    The majority of your content (in storage capacity) doesn’t warrant any encryption or security measures beyond the already built-in, wherever you store it.

    It likely constitutes multimedia or documents that you could care less if accidentally exposed to an unwelcome eye (or the world).

    As far as storage space is concerned, I can make this claim for at least 95% of the storage capacity I consume in the cloud.

  6. Avoid taking thousands of photographs (especially in high-def). A vast majority you won’t care for. Their existence simply wastes resources across the board.

    Also, if you know me, you can predict what follows…

    All that photography distracts from the present moment. It hinders self-awareness.
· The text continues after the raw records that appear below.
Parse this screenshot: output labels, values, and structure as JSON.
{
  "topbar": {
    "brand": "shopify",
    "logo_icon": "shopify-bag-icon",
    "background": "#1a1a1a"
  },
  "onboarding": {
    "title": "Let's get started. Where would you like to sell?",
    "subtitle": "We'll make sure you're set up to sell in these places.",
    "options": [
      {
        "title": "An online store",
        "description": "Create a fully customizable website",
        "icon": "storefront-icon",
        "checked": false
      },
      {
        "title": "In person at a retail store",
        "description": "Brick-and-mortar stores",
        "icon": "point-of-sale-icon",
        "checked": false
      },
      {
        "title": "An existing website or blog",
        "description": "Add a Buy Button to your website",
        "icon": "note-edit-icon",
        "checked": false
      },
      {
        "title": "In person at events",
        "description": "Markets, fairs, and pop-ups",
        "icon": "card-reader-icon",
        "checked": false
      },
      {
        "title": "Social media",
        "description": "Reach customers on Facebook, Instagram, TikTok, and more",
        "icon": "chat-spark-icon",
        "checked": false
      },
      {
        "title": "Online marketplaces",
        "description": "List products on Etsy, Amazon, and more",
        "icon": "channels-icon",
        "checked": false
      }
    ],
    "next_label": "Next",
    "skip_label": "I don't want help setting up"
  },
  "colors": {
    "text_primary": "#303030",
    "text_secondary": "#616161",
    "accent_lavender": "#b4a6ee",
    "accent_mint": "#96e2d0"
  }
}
    I recently perused the communications museum and spent nearly two hours in the retroactive technology room, marvelling over the older telephonic technologies, type writers, recording devices, gramophones, transistor radios, diskmen, Commodore computers, film cameras, among other ancient artifacts.

    Meanwhile, a series of visitors paraded along, briefly snapping cell-phone photographs in the style of a photojournalist.

  7. Don’t keep cloud copies of unnecessary email. Back up the older, and clear much of that mailbox.

    While this might not produce a net savings in cloud resources (all depending on your backup strategy), it will alleviate some mailbox tension.

  8. Cash vs card purchases. For many, especially the small purchases, I generally pay with cash rather than plastic. Why flood the online databases with micro-financial transactions?

    As a bonus, you might just improve your overall, long-term financial state. Don’t think of what points or airline miles you might sacrifice. Think of the net impact on your net worth throughout years of fostering a cash-oriented mentality.

  9. Offline music. Less streaming in general. If you don’t need the internet, simplify your life and keep the activity offline.

  10. Operate within smaller constraints. Older tech, less storage, less memory, less internet access. Keep it analog even. Or at least ‘simple’ digital.

    See my other posts such as work abstraction layers, analog technologies, simple solutions, and the tools I use.

  11. Less time in the mobile phone, greater presence in real life. Much energy savings attained by the mere decrease of technology interaction.

    You don’t need to mimic the behavior of everyone around you. Be a solid individual of stern principle.

Questions, comments? Connect.